With sketches about everything from camping trips to church potlucks gone awry and a fresh new take on the story of Romeo and Juliet, A Black Lady Sketch Show centers its comedy on the experiences and takes of its stars and writers. By using their perspectives to make the series super-relatable, Thede and her team ensure that the show is absolutely universal, accessible, and most importantly, hilarious for audiences of any background.

Random Acts of Flyness

Created and led by showrunner Terence Nance, HBO's 2018 series Random Acts of Flyness blends animation, social commentary, musical performances, documentary-style vignettes and more to create a comprehensive, thought-provoking rollercoaster of a show that's unlike anything else currently on television. Nance appears throughout each episode of the show he crafted for the premium cable network — and is also listed as a writer and director on every episode — and acts out skits where he's stopped by police, goes to therapy, and more in an attempt to represent an enormous range of Black experiences.

Aided by high-profile guest stars like Jon Hamm, Whoopi Goldberg, and Lakeith Stanfield, not to mention Nance's inventive approach to every single issue he approaches, Random Acts of Flyness has already established itself as one of the most innovative shows on television, providing a perspective that encompasses different aspects of being Black in the United States — and as a reward for those efforts, the series won a Peabody Award in 2018. If you can handle the trippy, even erratic style of Random Acts of Flyness, you'll definitely be rewarded.

Dear White People

Based on the 2014 film of the same name, which he also wrote and directed, Justin Simien's Netflix original series Dear White People picks up where the film left off, focusing on a group of enterprising young Black college students trying to dismantle systemic racism from within the fictional Winchester University (an Ivy League institution within the series' universe). Led by Logan Browning as Samantha White, a student trying to open the Winchester community's eyes to the racism that runs rampant throughout its halls, the show features an extraordinarily talented young cast, including John Patrick Amedori as Samantha's boyfriend Gabe, Antoinette Robertson as Samantha's nemesis Coco, and Brandon P. Bell as Troy and Marque Richardson as Reggie, reprising their roles from the film.

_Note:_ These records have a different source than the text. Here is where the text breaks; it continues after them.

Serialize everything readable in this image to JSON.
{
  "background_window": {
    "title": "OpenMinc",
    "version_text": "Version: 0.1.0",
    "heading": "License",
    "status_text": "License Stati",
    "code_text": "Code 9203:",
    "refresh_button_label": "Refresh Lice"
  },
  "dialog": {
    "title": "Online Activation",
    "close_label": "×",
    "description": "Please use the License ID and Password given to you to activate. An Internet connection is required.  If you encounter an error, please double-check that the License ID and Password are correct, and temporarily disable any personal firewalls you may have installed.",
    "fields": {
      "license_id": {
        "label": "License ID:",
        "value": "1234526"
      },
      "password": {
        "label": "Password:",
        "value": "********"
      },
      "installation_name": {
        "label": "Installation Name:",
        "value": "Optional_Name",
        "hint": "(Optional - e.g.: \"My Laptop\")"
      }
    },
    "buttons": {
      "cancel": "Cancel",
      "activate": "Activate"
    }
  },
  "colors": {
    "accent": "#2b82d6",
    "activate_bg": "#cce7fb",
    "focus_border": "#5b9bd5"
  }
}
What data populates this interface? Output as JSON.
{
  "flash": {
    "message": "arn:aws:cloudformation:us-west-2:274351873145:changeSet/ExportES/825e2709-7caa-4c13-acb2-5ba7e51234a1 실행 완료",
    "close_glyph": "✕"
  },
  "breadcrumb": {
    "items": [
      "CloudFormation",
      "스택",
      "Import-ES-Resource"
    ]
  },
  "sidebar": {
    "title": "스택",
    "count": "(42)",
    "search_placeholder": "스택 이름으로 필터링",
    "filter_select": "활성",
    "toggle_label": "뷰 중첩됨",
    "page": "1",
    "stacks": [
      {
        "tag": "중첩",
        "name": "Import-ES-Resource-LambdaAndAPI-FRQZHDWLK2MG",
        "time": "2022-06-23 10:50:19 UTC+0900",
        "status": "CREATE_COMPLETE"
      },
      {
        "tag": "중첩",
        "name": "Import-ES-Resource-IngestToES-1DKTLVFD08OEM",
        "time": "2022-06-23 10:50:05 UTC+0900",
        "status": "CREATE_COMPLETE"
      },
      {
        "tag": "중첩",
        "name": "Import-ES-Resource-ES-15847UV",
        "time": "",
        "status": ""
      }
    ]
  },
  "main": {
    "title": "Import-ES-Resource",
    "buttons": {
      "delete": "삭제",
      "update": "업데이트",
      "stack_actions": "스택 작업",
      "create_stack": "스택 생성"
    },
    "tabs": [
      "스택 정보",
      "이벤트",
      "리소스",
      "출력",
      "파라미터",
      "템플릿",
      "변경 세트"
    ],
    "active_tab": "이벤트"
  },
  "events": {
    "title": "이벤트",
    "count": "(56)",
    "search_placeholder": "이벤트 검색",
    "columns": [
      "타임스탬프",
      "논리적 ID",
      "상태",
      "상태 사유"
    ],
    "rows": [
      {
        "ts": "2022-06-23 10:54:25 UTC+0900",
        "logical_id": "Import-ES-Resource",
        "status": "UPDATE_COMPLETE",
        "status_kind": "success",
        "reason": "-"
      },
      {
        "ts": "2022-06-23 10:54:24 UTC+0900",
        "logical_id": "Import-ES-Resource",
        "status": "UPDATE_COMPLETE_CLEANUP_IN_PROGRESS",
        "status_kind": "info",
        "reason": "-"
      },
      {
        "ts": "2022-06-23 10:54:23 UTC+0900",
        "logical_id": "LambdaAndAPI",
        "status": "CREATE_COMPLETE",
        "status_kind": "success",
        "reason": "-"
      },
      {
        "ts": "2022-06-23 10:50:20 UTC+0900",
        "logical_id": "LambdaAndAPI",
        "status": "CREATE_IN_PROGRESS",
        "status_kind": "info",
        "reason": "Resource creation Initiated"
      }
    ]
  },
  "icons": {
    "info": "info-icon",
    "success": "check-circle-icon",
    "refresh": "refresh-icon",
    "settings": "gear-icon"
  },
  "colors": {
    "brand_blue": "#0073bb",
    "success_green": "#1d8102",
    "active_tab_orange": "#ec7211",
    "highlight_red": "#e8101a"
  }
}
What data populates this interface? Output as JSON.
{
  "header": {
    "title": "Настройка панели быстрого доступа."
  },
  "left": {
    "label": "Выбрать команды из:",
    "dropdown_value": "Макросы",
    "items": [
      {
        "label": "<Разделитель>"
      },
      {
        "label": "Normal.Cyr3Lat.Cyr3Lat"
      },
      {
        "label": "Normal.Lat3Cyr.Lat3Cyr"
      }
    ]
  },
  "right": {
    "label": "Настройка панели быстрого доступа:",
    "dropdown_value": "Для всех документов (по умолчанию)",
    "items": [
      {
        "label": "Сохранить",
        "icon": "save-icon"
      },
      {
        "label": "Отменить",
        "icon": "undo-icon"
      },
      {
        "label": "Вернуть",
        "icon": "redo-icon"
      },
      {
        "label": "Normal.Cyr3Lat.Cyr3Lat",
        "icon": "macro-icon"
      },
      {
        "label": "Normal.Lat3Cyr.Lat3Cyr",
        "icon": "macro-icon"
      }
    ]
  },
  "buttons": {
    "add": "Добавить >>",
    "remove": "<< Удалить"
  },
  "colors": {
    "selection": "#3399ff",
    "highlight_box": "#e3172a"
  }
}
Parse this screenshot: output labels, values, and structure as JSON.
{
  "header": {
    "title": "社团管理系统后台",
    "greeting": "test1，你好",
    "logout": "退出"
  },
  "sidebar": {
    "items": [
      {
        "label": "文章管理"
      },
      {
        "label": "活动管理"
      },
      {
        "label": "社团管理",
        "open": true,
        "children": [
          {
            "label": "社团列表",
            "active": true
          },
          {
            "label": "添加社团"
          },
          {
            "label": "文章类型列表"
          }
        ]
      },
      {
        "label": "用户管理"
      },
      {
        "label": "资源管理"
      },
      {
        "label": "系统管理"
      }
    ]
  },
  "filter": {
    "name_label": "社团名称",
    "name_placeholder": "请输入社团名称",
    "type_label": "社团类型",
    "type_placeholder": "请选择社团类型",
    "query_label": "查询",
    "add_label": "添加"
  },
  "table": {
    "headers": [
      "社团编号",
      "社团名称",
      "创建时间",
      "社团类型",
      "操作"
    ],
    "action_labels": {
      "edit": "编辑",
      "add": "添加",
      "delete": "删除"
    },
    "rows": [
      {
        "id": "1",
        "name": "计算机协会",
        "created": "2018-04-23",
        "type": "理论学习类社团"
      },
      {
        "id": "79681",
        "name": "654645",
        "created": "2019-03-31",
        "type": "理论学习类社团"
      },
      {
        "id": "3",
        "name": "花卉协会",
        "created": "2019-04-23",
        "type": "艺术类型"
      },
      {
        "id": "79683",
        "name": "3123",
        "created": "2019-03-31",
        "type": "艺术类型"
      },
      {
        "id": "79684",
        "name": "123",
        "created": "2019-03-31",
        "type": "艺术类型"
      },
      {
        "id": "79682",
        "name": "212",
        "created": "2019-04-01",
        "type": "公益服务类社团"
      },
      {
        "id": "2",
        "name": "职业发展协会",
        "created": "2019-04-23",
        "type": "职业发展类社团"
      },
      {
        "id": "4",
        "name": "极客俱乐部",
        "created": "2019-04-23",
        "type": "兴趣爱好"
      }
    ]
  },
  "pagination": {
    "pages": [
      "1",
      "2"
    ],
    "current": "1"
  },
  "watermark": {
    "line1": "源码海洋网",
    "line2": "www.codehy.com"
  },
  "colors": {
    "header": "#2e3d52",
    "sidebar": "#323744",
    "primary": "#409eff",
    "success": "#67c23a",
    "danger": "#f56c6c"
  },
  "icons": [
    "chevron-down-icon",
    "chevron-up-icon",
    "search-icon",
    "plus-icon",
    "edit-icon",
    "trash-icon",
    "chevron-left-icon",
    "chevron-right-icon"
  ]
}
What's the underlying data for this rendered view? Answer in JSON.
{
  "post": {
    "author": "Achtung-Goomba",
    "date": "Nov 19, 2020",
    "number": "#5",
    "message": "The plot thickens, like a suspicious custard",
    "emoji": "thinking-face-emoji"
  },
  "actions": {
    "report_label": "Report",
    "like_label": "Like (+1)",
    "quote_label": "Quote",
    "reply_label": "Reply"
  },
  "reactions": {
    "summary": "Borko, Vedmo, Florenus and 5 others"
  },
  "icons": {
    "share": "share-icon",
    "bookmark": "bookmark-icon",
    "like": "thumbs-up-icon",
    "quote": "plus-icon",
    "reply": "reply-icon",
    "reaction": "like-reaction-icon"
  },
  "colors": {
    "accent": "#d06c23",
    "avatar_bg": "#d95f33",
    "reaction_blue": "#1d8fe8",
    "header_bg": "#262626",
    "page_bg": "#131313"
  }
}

Bringing such a complex story to the small screen after making his original film perfectly suited Simien's storytelling style, and with thoughtful, intimate stories, social commentary, and sharp humor, Dear White People — which was renewed in 2019 for a fourth and final season — is a must-watch for anyone who wants to educate themselves about the Black experience.